 Box, G. E. P., G. M. Jenkins, and G. C. Reinsel. Time Series Analysis: Forecasting and Control. 3rd ed. Englewood Cliffs, NJ: Prentice Hall, 1994.
 Enders, W. Applied Econometric Time Series. Hoboken, NJ: John Wiley & Sons, 1995.
 Engle, R. F. "Autoregressive Conditional Heteroskedasticity with Estimates of the Variance of United Kingdom Inflation." Econometrica. Vol. 50, 1982, pp. 987–1007.
 Glosten, L. R., R. Jagannathan, and D. E. Runkle. "On the Relation between the Expected Value and the Volatility of the Nominal Excess Return on Stocks." The Journal of Finance. Vol. 48, No. 5, 1993, pp. 1779–1801.
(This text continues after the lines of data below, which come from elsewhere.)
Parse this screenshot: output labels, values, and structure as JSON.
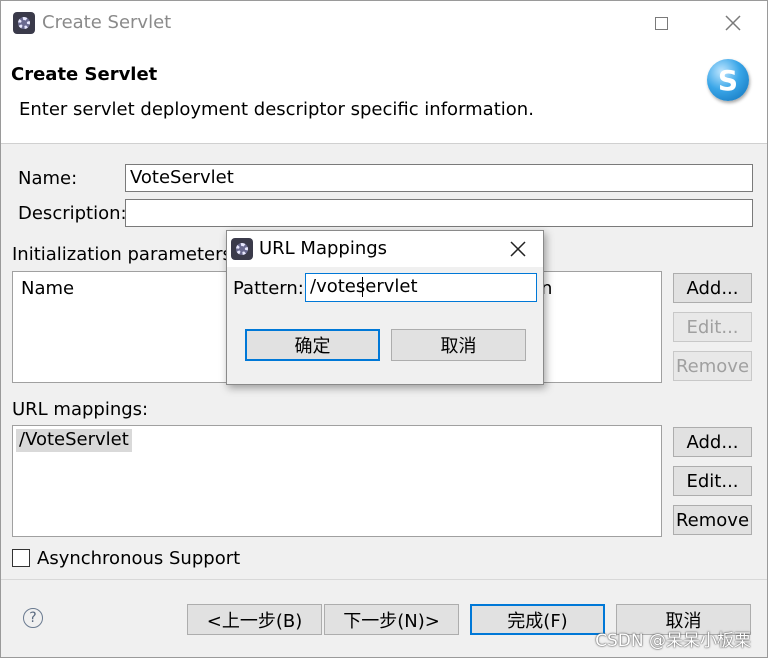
{
  "window": {
    "title": "Create Servlet",
    "header_title": "Create Servlet",
    "header_description": "Enter servlet deployment descriptor specific information.",
    "logo_letter": "S"
  },
  "form": {
    "name_label": "Name:",
    "name_value": "VoteServlet",
    "description_label": "Description:",
    "description_value": "",
    "init_params_label": "Initialization parameters:",
    "init_params_columns": [
      "Name",
      "n"
    ],
    "init_buttons": {
      "add": "Add...",
      "edit": "Edit...",
      "remove": "Remove"
    },
    "url_mappings_label": "URL mappings:",
    "url_mappings": [
      "/VoteServlet"
    ],
    "url_buttons": {
      "add": "Add...",
      "edit": "Edit...",
      "remove": "Remove"
    },
    "async_label": "Asynchronous Support",
    "async_checked": false
  },
  "footer": {
    "help_icon": "?",
    "back": "<上一步(B)",
    "next": "下一步(N)>",
    "finish": "完成(F)",
    "cancel": "取消"
  },
  "dialog": {
    "title": "URL Mappings",
    "pattern_label": "Pattern:",
    "pattern_value": "/voteservlet",
    "ok": "确定",
    "cancel": "取消"
  },
  "watermark": "CSDN @呆呆小板栗",
  "colors": {
    "focus": "#0078d7",
    "logo": "#3aa6e8"
  }
}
 Hamilton, J. D. Time Series Analysis. Princeton, NJ: Princeton University Press, 1994.
The filter method generalizes the simulate method. Both methods filter a series of disturbances to produce output responses, innovations, and conditional variances. However, simulate autogenerates a series of mean-zero, unit-variance, independent and identically distributed (iid) disturbances according to the distribution in the model object, model. In contrast, filter lets you directly specify your own disturbances.